Write the entries out again exactly as they stand, but without the pictures.
(RECORDS FOR THE EXERCISE begins)
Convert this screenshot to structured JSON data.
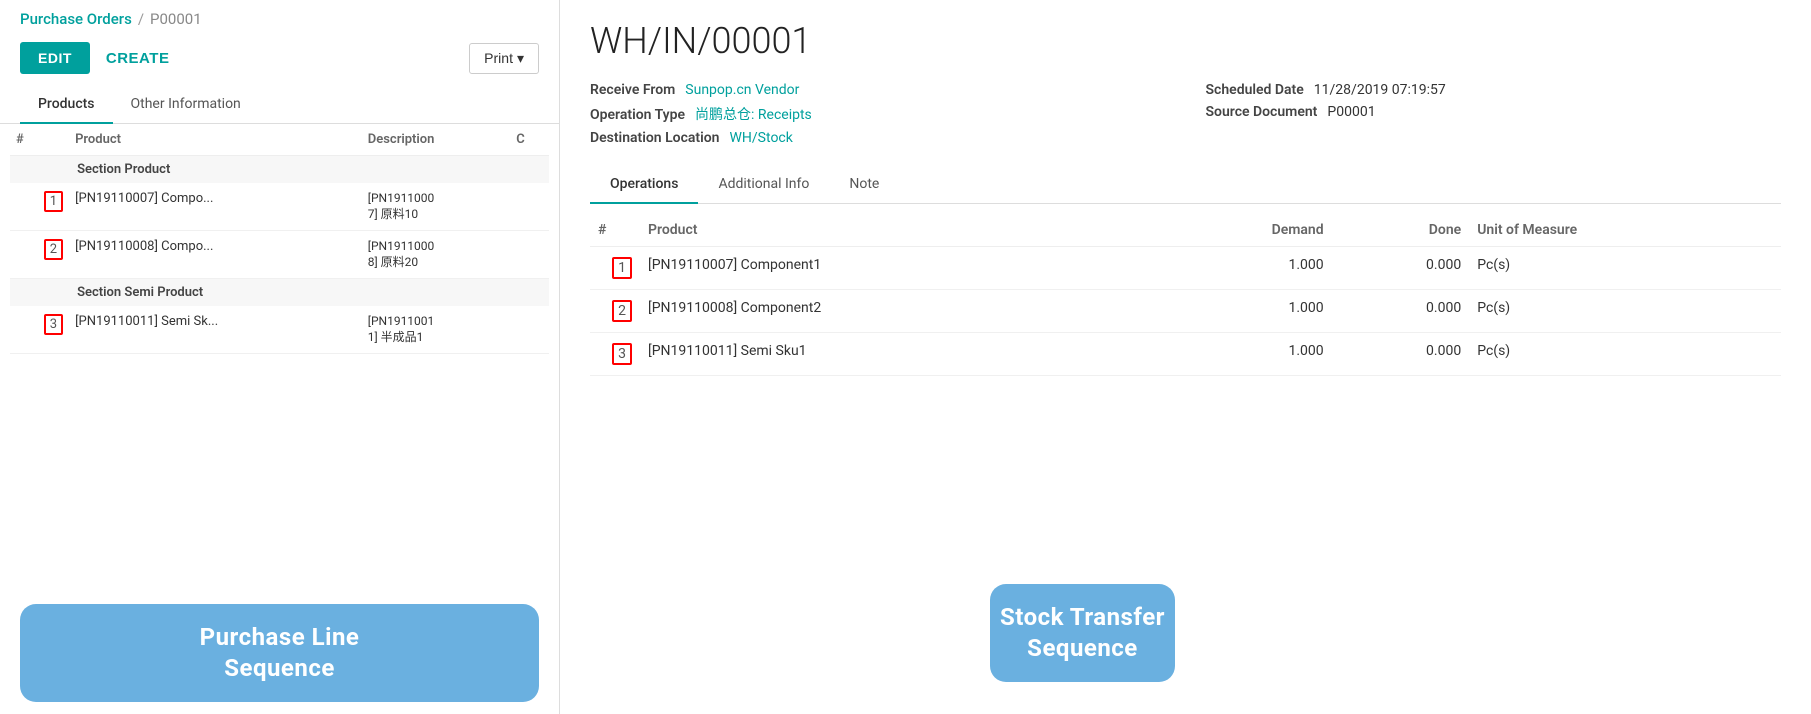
{
  "breadcrumb": {
    "link": "Purchase Orders",
    "separator": "/",
    "current": "P00001"
  },
  "actions": {
    "edit": "EDIT",
    "create": "CREATE",
    "print": "Print"
  },
  "tabs_left": [
    {
      "id": "products",
      "label": "Products",
      "active": true
    },
    {
      "id": "other-info",
      "label": "Other Information",
      "active": false
    }
  ],
  "products_table": {
    "headers": [
      "#",
      "Product",
      "Description",
      "C"
    ],
    "sections": [
      {
        "section_label": "Section Product",
        "rows": [
          {
            "num": "1",
            "product": "[PN19110007] Compo...",
            "description": "[PN1911000 7] 原料10"
          },
          {
            "num": "2",
            "product": "[PN19110008] Compo...",
            "description": "[PN1911000 8] 原料20"
          }
        ]
      },
      {
        "section_label": "Section Semi Product",
        "rows": [
          {
            "num": "3",
            "product": "[PN19110011] Semi Sk...",
            "description": "[PN1911001 1] 半成品1"
          }
        ]
      }
    ]
  },
  "left_banner": "Purchase Line\nSequence",
  "right_panel": {
    "title": "WH/IN/00001",
    "receive_from_label": "Receive From",
    "receive_from_value": "Sunpop.cn Vendor",
    "operation_type_label": "Operation Type",
    "operation_type_value": "尚鹏总仓: Receipts",
    "destination_label": "Destination Location",
    "destination_value": "WH/Stock",
    "scheduled_date_label": "Scheduled Date",
    "scheduled_date_value": "11/28/2019 07:19:57",
    "source_doc_label": "Source Document",
    "source_doc_value": "P00001"
  },
  "tabs_right": [
    {
      "id": "operations",
      "label": "Operations",
      "active": true
    },
    {
      "id": "additional-info",
      "label": "Additional Info",
      "active": false
    },
    {
      "id": "note",
      "label": "Note",
      "active": false
    }
  ],
  "ops_table": {
    "headers": {
      "num": "#",
      "product": "Product",
      "demand": "Demand",
      "done": "Done",
      "uom": "Unit of Measure"
    },
    "rows": [
      {
        "num": "1",
        "product": "[PN19110007] Component1",
        "demand": "1.000",
        "done": "0.000",
        "uom": "Pc(s)"
      },
      {
        "num": "2",
        "product": "[PN19110008] Component2",
        "demand": "1.000",
        "done": "0.000",
        "uom": "Pc(s)"
      },
      {
        "num": "3",
        "product": "[PN19110011] Semi Sku1",
        "demand": "1.000",
        "done": "0.000",
        "uom": "Pc(s)"
      }
    ]
  },
  "right_banner": "Stock Transfer\nSequence"
}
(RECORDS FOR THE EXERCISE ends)
SOLUTION:
Convert this screenshot to structured JSON data.
{
  "breadcrumb": {
    "link": "Purchase Orders",
    "separator": "/",
    "current": "P00001"
  },
  "actions": {
    "edit": "EDIT",
    "create": "CREATE",
    "print": "Print"
  },
  "tabs_left": [
    {
      "id": "products",
      "label": "Products",
      "active": true
    },
    {
      "id": "other-info",
      "label": "Other Information",
      "active": false
    }
  ],
  "products_table": {
    "headers": [
      "#",
      "Product",
      "Description",
      "C"
    ],
    "sections": [
      {
        "section_label": "Section Product",
        "rows": [
          {
            "num": "1",
            "product": "[PN19110007] Compo...",
            "description": "[PN1911000 7] 原料10"
          },
          {
            "num": "2",
            "product": "[PN19110008] Compo...",
            "description": "[PN1911000 8] 原料20"
          }
        ]
      },
      {
        "section_label": "Section Semi Product",
        "rows": [
          {
            "num": "3",
            "product": "[PN19110011] Semi Sk...",
            "description": "[PN1911001 1] 半成品1"
          }
        ]
      }
    ]
  },
  "left_banner": "Purchase Line\nSequence",
  "right_panel": {
    "title": "WH/IN/00001",
    "receive_from_label": "Receive From",
    "receive_from_value": "Sunpop.cn Vendor",
    "operation_type_label": "Operation Type",
    "operation_type_value": "尚鹏总仓: Receipts",
    "destination_label": "Destination Location",
    "destination_value": "WH/Stock",
    "scheduled_date_label": "Scheduled Date",
    "scheduled_date_value": "11/28/2019 07:19:57",
    "source_doc_label": "Source Document",
    "source_doc_value": "P00001"
  },
  "tabs_right": [
    {
      "id": "operations",
      "label": "Operations",
      "active": true
    },
    {
      "id": "additional-info",
      "label": "Additional Info",
      "active": false
    },
    {
      "id": "note",
      "label": "Note",
      "active": false
    }
  ],
  "ops_table": {
    "headers": {
      "num": "#",
      "product": "Product",
      "demand": "Demand",
      "done": "Done",
      "uom": "Unit of Measure"
    },
    "rows": [
      {
        "num": "1",
        "product": "[PN19110007] Component1",
        "demand": "1.000",
        "done": "0.000",
        "uom": "Pc(s)"
      },
      {
        "num": "2",
        "product": "[PN19110008] Component2",
        "demand": "1.000",
        "done": "0.000",
        "uom": "Pc(s)"
      },
      {
        "num": "3",
        "product": "[PN19110011] Semi Sku1",
        "demand": "1.000",
        "done": "0.000",
        "uom": "Pc(s)"
      }
    ]
  },
  "right_banner": "Stock Transfer\nSequence"
}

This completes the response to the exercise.